┌────────

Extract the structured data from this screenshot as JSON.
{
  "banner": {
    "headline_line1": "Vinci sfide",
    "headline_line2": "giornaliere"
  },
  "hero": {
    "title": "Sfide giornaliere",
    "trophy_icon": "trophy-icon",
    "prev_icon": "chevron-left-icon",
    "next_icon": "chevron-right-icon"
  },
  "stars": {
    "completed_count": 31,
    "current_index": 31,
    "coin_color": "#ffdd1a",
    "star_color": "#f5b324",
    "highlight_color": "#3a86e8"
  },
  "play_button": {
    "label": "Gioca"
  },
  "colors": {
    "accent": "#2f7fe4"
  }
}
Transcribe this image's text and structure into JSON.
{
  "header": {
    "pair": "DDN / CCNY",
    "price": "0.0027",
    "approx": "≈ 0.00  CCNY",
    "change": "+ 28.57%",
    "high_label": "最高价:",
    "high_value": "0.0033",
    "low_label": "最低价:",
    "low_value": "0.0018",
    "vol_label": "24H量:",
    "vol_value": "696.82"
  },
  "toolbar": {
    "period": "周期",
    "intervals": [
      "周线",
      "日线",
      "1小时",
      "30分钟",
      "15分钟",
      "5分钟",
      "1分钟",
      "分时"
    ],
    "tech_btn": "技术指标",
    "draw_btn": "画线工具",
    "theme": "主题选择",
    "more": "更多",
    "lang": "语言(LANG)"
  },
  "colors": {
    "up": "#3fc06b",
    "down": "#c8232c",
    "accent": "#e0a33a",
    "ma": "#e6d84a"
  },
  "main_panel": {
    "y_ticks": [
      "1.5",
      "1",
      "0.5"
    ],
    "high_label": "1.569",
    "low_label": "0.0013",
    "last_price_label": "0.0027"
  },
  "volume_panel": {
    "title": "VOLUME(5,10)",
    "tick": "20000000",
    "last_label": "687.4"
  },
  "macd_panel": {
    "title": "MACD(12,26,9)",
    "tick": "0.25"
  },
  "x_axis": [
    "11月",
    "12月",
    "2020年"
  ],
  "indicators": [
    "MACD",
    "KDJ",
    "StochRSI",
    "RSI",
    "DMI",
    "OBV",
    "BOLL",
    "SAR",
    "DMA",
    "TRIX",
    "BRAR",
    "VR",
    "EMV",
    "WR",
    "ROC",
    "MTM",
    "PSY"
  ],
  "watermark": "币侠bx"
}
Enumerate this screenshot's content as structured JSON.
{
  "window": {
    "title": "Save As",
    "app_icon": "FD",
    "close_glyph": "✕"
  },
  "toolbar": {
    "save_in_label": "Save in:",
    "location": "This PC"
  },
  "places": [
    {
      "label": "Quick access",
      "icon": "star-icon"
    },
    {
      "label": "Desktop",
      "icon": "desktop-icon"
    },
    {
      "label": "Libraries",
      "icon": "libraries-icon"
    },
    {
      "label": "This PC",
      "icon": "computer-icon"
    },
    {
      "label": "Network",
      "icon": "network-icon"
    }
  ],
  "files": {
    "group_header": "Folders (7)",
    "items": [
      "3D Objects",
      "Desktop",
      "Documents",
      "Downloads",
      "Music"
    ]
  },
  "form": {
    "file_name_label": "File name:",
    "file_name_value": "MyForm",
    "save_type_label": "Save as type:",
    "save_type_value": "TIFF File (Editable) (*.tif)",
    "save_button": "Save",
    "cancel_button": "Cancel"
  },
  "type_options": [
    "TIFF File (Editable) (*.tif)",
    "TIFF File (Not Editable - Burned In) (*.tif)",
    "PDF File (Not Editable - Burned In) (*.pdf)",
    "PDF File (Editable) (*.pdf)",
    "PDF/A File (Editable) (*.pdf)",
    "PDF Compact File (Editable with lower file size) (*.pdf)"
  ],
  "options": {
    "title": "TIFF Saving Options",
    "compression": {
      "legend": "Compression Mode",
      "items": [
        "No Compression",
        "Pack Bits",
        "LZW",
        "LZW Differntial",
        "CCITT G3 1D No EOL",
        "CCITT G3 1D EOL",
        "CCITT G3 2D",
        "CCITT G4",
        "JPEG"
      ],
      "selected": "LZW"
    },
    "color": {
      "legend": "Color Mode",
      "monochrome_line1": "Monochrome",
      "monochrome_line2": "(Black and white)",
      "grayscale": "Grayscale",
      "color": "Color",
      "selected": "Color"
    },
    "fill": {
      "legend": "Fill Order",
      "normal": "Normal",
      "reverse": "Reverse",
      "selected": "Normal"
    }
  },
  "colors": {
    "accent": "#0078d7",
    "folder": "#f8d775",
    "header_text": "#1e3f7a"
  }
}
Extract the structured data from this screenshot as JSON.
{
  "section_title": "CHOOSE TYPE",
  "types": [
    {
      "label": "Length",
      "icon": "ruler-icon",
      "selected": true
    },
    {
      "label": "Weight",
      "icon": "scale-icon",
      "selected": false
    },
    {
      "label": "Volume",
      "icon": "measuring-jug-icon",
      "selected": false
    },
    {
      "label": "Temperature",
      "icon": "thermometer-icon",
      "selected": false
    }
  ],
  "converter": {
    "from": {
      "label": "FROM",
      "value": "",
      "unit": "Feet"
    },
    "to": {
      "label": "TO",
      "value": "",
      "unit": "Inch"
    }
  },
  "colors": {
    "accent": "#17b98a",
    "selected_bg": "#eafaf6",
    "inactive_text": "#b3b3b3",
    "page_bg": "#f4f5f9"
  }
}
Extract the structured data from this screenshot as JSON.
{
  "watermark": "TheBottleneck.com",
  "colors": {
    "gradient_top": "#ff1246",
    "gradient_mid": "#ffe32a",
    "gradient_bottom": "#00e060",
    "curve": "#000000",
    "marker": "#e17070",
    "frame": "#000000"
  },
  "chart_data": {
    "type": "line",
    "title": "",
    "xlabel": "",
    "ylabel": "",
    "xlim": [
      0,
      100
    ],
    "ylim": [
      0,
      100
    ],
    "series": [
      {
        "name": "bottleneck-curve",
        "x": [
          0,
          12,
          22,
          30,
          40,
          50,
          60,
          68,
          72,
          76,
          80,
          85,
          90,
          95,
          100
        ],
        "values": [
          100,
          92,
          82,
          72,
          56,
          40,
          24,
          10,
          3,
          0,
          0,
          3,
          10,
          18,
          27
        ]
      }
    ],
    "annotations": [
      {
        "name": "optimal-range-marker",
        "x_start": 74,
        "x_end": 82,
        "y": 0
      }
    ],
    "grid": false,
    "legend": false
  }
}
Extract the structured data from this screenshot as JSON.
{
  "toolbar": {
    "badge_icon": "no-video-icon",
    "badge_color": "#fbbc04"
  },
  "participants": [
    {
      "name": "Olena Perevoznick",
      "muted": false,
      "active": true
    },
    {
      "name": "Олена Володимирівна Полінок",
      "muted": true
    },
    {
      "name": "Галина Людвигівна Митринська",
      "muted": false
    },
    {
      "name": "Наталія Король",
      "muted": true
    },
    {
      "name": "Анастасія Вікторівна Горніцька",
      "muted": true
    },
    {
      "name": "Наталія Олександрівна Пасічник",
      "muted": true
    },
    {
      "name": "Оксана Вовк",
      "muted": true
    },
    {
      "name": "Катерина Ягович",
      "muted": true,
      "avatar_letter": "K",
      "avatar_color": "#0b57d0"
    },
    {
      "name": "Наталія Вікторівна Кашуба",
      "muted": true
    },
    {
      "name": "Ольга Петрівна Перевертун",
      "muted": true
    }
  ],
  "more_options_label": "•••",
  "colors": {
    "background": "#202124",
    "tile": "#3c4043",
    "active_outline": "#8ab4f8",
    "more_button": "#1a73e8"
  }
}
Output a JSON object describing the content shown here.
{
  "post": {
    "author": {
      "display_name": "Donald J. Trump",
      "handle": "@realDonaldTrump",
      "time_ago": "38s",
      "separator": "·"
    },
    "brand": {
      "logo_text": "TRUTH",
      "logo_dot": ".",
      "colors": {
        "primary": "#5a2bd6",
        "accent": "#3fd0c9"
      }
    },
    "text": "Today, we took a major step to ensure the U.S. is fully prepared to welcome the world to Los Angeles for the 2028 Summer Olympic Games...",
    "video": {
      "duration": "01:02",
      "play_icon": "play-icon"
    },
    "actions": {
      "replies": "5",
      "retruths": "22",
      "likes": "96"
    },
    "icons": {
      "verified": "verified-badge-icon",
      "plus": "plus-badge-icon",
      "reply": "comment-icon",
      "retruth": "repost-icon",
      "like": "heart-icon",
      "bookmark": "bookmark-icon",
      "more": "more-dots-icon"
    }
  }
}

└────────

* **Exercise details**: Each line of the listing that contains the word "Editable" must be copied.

* **Exercise solution**:
    "save_type_value": "TIFF File (Editable) (*.tif)",
    "TIFF File (Editable) (*.tif)",
    "TIFF File (Not Editable - Burned In) (*.tif)",
    "PDF File (Not Editable - Burned In) (*.pdf)",
    "PDF File (Editable) (*.pdf)",
    "PDF/A File (Editable) (*.pdf)",
    "PDF Compact File (Editable with lower file size) (*.pdf)"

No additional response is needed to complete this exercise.